Their temptations, however afflictive at the time, are permitted for their good. II. The end for which they are suffered to be in that
stateTemptations, of whatever kind they be, are justly called trials of our faith”
[No man can exercise the grace of patience, or of contentment, unless he be in a situation that may give rise to impatience or discontent: nor can faith be known to exist in the heart, unless there be some circumstances that give scope for the manifestation of it; but temptations, especially such as produce much grief, can be surmounted only by strong faith. Hence God himself speaks as though he discovered Abraham's grace by means of the difficulties into which he was brought'.]
In this view they are “much more precious than the trial of gold”—
Gold, though it stand the trial of the fire, will perish at last; but faith, in its effects at least, will endure for ever. The value and the brightness given to gold by the furnace are not so estimable, as the purity and brightness which our faith derives from affliction.]
Their real worth will not be discerned till the day of judgment
[They will have a different aspect in " the day of Christ's appearing" from what they have now. The benefit resulting from them will be then fully discovered.]
They will then“ be found to the praise and honour of those who endured them”—
[Every thing we have done or suffered for Christ will be brought to light: a reward proportioned to our faithfulness will then be given us. Great sufferings will issue in “an eternal weight of glory”.]
They will be declared also to the praise and honour of Christ himself

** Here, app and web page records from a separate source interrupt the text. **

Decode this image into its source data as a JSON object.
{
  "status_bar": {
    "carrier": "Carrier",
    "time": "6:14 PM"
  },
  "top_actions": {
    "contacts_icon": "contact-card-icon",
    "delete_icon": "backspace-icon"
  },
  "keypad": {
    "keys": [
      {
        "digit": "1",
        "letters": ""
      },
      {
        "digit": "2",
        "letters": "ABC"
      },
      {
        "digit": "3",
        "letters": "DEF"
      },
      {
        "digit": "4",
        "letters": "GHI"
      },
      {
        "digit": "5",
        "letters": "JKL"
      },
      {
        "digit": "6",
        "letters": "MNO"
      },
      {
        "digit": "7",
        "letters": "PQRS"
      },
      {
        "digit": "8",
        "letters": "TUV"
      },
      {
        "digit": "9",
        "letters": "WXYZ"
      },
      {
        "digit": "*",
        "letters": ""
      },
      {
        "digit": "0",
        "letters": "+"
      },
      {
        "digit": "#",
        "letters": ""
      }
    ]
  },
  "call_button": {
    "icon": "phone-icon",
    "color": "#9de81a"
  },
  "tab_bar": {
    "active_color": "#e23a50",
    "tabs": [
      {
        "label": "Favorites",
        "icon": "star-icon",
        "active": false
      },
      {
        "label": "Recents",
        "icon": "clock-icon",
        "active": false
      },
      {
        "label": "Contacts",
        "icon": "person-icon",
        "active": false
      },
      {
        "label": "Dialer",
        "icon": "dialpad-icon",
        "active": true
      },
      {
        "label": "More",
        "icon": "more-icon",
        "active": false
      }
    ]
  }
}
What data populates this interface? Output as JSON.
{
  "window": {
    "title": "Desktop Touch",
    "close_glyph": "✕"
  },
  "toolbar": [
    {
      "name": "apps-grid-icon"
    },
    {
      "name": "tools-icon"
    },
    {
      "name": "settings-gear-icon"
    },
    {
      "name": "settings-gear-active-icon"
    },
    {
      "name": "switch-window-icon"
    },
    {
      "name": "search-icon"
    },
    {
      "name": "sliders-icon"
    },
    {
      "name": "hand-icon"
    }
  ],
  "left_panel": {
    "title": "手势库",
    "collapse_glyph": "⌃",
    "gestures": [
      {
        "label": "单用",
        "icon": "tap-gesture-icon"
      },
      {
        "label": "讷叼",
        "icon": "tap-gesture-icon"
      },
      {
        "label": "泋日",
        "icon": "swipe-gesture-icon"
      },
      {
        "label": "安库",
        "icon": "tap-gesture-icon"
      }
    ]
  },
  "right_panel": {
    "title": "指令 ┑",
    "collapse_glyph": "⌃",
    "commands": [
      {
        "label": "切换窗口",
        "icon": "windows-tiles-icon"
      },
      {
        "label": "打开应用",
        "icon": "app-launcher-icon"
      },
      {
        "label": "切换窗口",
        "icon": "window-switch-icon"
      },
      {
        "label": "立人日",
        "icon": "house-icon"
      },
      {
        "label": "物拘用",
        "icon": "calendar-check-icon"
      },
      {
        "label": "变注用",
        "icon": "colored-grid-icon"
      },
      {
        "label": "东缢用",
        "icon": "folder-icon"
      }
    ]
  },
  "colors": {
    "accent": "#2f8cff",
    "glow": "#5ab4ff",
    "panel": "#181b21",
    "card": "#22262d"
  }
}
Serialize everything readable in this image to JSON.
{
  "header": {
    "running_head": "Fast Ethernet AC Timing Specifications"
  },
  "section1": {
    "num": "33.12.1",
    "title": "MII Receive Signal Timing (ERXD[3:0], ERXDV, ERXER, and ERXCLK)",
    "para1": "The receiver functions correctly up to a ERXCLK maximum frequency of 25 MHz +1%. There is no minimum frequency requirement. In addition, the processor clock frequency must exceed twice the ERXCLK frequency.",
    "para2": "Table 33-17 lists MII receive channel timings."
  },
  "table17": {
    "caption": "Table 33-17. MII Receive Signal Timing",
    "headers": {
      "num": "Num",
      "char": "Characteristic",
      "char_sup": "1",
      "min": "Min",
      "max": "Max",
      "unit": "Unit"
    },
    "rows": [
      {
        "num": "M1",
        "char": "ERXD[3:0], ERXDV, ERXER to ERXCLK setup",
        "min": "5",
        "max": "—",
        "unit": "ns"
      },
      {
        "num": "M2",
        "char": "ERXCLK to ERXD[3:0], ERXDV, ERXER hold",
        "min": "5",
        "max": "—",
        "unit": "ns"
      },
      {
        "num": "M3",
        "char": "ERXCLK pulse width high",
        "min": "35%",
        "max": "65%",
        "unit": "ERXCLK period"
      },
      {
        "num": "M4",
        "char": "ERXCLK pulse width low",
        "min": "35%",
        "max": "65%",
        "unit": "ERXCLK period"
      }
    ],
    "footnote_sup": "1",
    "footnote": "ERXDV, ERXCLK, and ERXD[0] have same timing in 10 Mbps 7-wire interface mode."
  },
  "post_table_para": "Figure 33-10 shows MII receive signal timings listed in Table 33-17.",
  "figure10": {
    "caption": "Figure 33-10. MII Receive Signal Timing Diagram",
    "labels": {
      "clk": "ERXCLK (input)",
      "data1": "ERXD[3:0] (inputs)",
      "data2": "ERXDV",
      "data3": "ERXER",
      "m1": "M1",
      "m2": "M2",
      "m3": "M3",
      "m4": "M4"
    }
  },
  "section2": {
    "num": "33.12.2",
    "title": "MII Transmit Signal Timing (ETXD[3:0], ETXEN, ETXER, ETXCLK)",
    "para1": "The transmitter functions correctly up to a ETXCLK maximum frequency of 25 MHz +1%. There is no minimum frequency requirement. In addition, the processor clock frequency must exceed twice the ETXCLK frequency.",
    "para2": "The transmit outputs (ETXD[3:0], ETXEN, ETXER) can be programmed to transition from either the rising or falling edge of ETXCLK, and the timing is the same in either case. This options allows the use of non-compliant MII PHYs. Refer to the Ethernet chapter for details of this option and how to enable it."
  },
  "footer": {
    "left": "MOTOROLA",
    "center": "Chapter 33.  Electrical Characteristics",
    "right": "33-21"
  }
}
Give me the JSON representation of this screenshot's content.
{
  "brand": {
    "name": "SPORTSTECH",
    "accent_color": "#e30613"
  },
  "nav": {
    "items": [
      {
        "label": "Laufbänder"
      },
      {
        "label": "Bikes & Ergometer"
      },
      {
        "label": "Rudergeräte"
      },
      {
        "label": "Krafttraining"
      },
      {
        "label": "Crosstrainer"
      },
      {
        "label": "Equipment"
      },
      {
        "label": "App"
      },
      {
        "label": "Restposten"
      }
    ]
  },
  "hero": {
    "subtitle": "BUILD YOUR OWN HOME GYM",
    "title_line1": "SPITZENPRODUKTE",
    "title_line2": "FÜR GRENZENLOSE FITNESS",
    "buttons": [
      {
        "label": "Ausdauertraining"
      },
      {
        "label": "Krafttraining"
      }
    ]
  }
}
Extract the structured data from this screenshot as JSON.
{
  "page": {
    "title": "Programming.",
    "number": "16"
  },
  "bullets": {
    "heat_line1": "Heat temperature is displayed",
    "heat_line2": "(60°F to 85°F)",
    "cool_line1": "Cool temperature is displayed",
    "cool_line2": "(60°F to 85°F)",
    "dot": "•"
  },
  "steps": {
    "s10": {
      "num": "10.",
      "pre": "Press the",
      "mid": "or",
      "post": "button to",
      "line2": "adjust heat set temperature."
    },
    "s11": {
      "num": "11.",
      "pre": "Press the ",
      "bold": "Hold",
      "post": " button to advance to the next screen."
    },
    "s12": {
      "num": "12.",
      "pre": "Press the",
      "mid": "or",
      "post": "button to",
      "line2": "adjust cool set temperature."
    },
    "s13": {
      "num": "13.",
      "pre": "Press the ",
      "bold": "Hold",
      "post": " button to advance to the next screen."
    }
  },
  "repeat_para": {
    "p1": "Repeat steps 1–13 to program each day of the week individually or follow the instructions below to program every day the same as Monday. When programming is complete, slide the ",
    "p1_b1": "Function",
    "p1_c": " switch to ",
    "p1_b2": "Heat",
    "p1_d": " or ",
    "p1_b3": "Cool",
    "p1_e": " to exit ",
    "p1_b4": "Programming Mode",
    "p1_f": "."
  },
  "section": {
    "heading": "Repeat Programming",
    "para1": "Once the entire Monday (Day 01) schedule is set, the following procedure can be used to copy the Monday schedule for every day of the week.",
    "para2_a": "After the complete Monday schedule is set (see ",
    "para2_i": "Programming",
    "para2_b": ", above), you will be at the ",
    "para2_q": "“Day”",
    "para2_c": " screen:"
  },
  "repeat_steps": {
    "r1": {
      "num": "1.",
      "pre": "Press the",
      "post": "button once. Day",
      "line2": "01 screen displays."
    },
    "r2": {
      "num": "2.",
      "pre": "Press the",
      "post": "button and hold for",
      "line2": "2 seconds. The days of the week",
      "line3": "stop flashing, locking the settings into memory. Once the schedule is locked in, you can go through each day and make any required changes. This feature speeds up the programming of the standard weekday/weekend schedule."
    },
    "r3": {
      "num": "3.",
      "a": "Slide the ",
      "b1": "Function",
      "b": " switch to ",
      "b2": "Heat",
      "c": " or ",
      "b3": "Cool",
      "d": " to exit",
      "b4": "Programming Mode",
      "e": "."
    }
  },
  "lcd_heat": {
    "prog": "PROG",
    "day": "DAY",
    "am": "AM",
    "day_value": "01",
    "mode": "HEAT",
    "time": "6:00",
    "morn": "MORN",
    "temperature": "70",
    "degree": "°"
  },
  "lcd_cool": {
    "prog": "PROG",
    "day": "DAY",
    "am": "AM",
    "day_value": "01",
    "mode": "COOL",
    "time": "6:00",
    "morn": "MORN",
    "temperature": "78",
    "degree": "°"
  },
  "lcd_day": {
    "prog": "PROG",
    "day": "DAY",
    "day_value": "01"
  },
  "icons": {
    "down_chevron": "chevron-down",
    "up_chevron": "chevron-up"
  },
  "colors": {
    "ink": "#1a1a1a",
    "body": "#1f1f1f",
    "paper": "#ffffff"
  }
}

[Christ is “the author and finisher of our faith :" he will have the glory of. carrying his people through their trials. e Zech. xiii. 9.
? Gen. xxii. 12.
They will wist himself
emicher of our far